A Gimped GeForce RTX 3050 Desktop Card With A Mobile GPU May Be In The Pipeline
What exactly makes a graphics card a GeForce RTX 3050? Simply put, it's the name on the box. From there, NVIDIA can dictate what specs constitute the model name, and those specs can be revised over time (a concept that's not unique to NVIDIA, by the way). We bring this up because NVIDIA is reportedly preparing some changes to the GeForce RTX 3050.
Before we get to that, let's recap the RTX 3050. When the card launched in January 2022, it debuted with a GA106 GPU featuring 2,560 CUDA cores, 80 Tensor cores, 20 RTX cores, and 8GB of GDDR6 memory (14Gbps) tied to a 128-bit bus for 224GB/s of memory bandwidth.

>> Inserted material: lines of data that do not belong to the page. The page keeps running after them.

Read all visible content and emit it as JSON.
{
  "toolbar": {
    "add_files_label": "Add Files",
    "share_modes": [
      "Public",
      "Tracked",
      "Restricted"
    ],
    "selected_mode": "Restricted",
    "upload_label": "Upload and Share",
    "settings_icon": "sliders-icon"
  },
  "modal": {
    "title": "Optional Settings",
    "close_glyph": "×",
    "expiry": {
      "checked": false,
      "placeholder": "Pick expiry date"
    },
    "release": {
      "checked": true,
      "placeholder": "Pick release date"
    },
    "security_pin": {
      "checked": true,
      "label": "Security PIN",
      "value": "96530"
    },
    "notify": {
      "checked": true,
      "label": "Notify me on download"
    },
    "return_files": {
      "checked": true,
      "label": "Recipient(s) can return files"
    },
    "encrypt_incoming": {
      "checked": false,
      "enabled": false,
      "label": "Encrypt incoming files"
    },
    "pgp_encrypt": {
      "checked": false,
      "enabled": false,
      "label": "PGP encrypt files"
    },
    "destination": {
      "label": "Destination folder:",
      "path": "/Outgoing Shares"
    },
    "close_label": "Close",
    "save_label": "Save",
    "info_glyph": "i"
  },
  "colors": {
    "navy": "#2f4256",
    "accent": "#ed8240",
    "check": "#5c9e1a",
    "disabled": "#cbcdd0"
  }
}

Reference specs also called for a 1,552MHz base clock and 1,777MHz boost clock.
Then in December of 2022, the RTX 3050 got a mid-life kicker with a GA107 GPU, which kept the core specs the same but allowed NVIDIA to massage a lower TDP at 115W (versus 130W).
Now there's increased chatter of another refresh (chatter that we first heard in October), but with some key revisions to the overall spec sheet. Citing information that was posted to the Board Channels forum in China, which we don't have access to, the folks at Videocardz say NVIDIA has alerted its add-in board (AIC) of "significant adjustments to the RTX 3050 series products."

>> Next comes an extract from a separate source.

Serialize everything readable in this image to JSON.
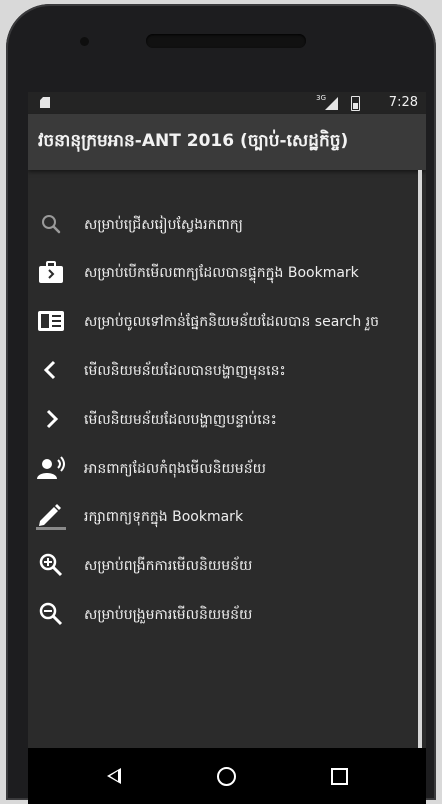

Apparently NVIDIA is planning to discontinue the current iteration of the GeForce RTX 3050 with 8GB of GDDR6 memory and replace it with a version that wields 6GB of VRAM. It's also suggested that the bus width could change in either direction, to 96-bit or 192-bit.
There's another interesting wrinkle to the story, though. It's reported by ITHome that NVIDIA will swap out the GPU for the same one found in the mobile GeForce RTX 3050, the GA107. This would mean a 20% reduction in CUDA cores to 2,048, and it's further stated that it will feature a 1,470MHz core clock, which is 17% lower than the 8GB model that's available now.
On the plus side, the gimped release (if it comes to pass) likely would draw all the necessary power from the motherboard's PCI Express slot rather than requiring a PSU cable being plugged in. It should also come with a price reduction, though we'll have to wait and see.